And if the United States is to prevent terrorist acts before they occur, sharing information between law enforcement and intelligence is vital. We heard that the PATRIOT Act, debate swirls around symbols as much as substance. But the Commission must think about what Congress should do when the key provisions of that act expire at the end of 2005. We heard that preventive detention of terrorists may be necessary, but witnesses thought that we do not yet have the institutions or rules in place that will make such measures sustainable in the long haul in our democracy. As one witness put it, changing the rules is better than having no rules at all.

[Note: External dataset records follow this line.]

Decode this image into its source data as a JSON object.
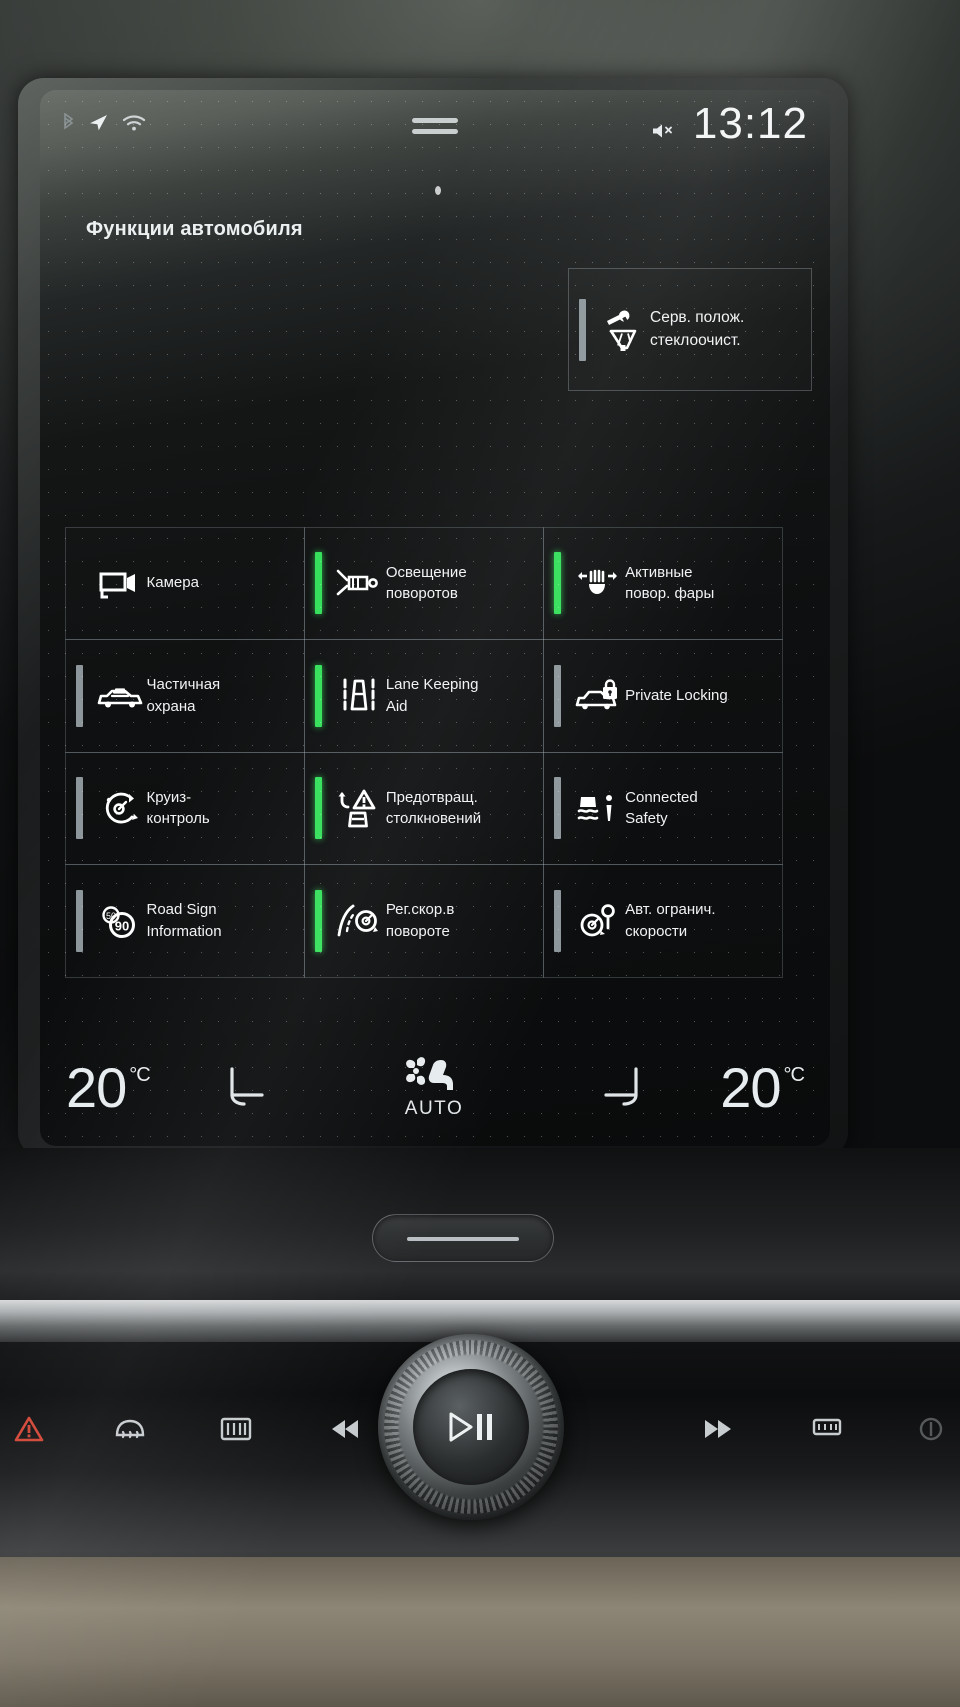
{
  "statusbar": {
    "bluetooth_icon": "bluetooth-icon",
    "navigation_icon": "navigation-arrow-icon",
    "wifi_icon": "wifi-icon",
    "drag_handle_icon": "drag-handle-icon",
    "mute_icon": "volume-mute-icon",
    "clock": "13:12"
  },
  "page": {
    "title": "Функции автомобиля"
  },
  "top_tile": {
    "label_line1": "Серв. полож.",
    "label_line2": "стеклоочист.",
    "icon": "wiper-service-position-icon",
    "indicator": "none"
  },
  "grid": {
    "tiles": [
      {
        "label_line1": "Камера",
        "label_line2": "",
        "icon": "camera-icon",
        "indicator": "none"
      },
      {
        "label_line1": "Освещение",
        "label_line2": "поворотов",
        "icon": "cornering-light-icon",
        "indicator": "on"
      },
      {
        "label_line1": "Активные",
        "label_line2": "повор. фары",
        "icon": "active-bending-lights-icon",
        "indicator": "on"
      },
      {
        "label_line1": "Частичная",
        "label_line2": "охрана",
        "icon": "reduced-guard-icon",
        "indicator": "off"
      },
      {
        "label_line1": "Lane Keeping",
        "label_line2": "Aid",
        "icon": "lane-keeping-aid-icon",
        "indicator": "on"
      },
      {
        "label_line1": "Private Locking",
        "label_line2": "",
        "icon": "private-locking-icon",
        "indicator": "off"
      },
      {
        "label_line1": "Круиз-",
        "label_line2": "контроль",
        "icon": "cruise-control-icon",
        "indicator": "off"
      },
      {
        "label_line1": "Предотвращ.",
        "label_line2": "столкновений",
        "icon": "collision-avoidance-icon",
        "indicator": "on"
      },
      {
        "label_line1": "Connected",
        "label_line2": "Safety",
        "icon": "connected-safety-icon",
        "indicator": "off"
      },
      {
        "label_line1": "Road Sign",
        "label_line2": "Information",
        "icon": "road-sign-information-icon",
        "indicator": "off"
      },
      {
        "label_line1": "Рег.скор.в",
        "label_line2": "повороте",
        "icon": "curve-speed-adaptation-icon",
        "indicator": "on"
      },
      {
        "label_line1": "Авт. огранич.",
        "label_line2": "скорости",
        "icon": "auto-speed-limiter-icon",
        "indicator": "off"
      }
    ]
  },
  "climate": {
    "left_temp": "20",
    "left_unit": "°C",
    "right_temp": "20",
    "right_unit": "°C",
    "left_seat_icon": "seat-heating-left-icon",
    "right_seat_icon": "seat-heating-right-icon",
    "fan_icon": "fan-icon",
    "airflow_icon": "airflow-seat-icon",
    "auto_label": "AUTO"
  },
  "console": {
    "hazard_icon": "hazard-warning-icon",
    "rear_defrost_icon": "rear-window-defrost-icon",
    "front_defrost_icon": "front-windscreen-defrost-icon",
    "prev_track_icon": "previous-track-icon",
    "next_track_icon": "next-track-icon",
    "seat_heat_icon": "seat-heat-icon",
    "play_pause_icon": "play-pause-icon",
    "volume_knob": "volume-knob"
  },
  "colors": {
    "indicator_on": "#34e05a",
    "indicator_off": "#8d979b",
    "text": "#f0f3f4",
    "screen_bg": "#0a0b0c"
  }
}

We heard testimony about the importance of a clear framework for immigration law decisions and designations of enemy combatants. Such a framework simply doesn't exist today our witnesses testified. We heard testimony about the importance of consistent enforcement of the law, both for those who we welcome to our country and those we do not. We heard about the importance about working with the Muslim and Arab American community as a critical part of our antiterrorism work. We heard testimony that we should not appeal to foreign models for addressing security issues, but we need a model for domestic intelligence consistent with American values and our own system of government.
We heard a very good airing of views about the future of the FBI and the critical question that came out is this: Does the combination of law enforcement and intelligence compromise devotion to the intelligence mission? Or is that combination instead essential for the integration of collection and action in the field operating within the law? This is all very important to our mission. We need a strong, informed public debate about the U.S. government's new powers in fighting this war on terrorism. And I certainly hope, and we all do, that the Commission's hearing today contributed to that debate. Thank you all, very, very much.